▶ _Task objective_
Look through the records and copy each line with the string "disabled" in it.

Dataset records
»»

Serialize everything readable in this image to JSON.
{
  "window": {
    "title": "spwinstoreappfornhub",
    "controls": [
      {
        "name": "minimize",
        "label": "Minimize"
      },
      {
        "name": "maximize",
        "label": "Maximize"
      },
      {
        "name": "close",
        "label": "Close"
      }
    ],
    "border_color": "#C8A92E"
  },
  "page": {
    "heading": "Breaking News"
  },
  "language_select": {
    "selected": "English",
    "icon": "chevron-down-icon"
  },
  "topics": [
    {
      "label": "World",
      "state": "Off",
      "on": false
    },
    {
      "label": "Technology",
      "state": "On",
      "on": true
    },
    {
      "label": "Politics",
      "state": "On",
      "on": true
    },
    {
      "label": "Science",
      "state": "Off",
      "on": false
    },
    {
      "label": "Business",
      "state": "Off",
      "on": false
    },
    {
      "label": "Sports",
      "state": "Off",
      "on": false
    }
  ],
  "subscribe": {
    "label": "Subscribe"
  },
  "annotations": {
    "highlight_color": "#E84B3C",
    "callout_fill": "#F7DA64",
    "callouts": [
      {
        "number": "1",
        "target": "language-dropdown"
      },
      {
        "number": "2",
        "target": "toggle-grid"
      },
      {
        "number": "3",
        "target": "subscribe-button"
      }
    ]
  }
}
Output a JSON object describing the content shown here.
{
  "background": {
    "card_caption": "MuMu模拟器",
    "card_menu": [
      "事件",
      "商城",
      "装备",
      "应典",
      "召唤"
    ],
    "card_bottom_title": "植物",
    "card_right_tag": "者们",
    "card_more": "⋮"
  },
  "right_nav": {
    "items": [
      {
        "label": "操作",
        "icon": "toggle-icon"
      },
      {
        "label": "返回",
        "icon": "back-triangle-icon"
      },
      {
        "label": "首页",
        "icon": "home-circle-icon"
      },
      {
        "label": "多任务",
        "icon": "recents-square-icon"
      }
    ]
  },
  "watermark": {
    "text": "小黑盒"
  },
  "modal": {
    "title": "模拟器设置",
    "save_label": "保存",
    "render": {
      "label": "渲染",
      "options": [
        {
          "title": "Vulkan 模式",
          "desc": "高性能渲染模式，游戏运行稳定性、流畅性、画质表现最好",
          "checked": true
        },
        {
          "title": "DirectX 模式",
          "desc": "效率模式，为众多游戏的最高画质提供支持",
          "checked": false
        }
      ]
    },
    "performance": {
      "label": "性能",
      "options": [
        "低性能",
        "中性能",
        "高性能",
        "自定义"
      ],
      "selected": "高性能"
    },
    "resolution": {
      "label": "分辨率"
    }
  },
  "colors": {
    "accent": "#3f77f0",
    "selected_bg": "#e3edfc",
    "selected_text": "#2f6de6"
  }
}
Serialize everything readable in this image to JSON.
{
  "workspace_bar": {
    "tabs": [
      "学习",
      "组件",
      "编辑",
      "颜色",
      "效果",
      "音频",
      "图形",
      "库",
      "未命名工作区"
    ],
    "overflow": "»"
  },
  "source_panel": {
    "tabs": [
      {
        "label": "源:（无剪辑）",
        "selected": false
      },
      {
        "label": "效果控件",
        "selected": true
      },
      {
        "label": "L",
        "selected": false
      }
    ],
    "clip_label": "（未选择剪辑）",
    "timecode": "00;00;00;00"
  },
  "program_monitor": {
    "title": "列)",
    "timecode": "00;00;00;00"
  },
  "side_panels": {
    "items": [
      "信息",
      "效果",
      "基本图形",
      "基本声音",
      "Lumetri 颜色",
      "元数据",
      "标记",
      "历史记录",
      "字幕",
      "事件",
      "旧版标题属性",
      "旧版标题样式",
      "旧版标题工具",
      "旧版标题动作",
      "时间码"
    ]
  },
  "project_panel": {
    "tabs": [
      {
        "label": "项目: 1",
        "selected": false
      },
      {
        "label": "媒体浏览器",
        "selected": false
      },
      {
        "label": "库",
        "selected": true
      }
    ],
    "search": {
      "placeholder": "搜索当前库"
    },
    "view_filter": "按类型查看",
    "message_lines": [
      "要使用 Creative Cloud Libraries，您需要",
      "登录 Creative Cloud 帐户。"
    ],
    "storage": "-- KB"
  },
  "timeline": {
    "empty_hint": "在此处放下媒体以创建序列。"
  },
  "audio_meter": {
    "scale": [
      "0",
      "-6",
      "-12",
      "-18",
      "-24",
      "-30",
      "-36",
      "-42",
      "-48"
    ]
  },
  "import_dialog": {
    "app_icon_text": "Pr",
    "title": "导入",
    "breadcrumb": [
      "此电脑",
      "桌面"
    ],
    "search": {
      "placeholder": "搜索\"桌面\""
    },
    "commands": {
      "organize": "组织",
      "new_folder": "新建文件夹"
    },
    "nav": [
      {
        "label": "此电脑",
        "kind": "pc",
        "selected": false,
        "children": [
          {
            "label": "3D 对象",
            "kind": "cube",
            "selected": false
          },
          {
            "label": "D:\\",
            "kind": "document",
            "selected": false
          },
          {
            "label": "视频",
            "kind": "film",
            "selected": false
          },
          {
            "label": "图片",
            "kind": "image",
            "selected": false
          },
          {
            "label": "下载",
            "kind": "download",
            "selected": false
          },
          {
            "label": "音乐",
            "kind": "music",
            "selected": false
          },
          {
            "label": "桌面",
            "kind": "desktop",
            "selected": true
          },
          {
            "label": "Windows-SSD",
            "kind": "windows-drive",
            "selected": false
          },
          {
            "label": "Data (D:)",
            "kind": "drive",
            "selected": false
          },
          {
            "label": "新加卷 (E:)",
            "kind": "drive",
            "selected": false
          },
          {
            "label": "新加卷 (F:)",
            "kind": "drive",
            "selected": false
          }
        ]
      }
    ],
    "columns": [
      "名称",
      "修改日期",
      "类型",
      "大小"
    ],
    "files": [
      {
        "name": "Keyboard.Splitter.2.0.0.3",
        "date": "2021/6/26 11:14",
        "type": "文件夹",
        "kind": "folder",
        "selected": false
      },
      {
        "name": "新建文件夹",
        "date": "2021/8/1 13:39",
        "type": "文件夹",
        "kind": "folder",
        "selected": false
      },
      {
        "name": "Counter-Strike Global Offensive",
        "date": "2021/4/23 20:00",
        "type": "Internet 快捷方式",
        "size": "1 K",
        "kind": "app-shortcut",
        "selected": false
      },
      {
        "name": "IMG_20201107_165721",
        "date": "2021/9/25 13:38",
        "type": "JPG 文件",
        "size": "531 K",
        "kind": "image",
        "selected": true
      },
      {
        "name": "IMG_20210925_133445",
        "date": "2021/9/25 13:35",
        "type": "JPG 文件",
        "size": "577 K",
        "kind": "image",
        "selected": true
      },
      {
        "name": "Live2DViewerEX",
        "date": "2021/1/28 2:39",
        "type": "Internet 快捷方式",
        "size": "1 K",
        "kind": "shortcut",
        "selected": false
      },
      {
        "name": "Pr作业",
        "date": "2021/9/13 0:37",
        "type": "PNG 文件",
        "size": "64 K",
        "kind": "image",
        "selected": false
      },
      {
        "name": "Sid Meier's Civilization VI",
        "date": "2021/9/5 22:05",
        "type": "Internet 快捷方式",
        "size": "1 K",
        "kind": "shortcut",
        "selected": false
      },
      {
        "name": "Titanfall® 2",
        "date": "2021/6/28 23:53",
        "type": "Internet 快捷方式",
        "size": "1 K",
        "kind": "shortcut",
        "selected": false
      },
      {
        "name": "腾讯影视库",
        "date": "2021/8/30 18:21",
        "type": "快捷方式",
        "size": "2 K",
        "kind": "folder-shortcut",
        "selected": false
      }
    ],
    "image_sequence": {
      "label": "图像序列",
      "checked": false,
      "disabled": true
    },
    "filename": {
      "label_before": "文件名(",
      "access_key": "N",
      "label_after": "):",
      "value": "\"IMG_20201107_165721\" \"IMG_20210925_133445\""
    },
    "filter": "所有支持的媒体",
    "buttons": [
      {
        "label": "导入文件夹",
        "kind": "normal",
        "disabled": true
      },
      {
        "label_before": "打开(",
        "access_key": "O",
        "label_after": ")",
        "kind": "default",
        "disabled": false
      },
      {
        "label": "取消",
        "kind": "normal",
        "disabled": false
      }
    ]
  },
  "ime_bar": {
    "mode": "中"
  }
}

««

▶ _Exercise result_
      "disabled": true
        "disabled": true
        "disabled": false
        "disabled": false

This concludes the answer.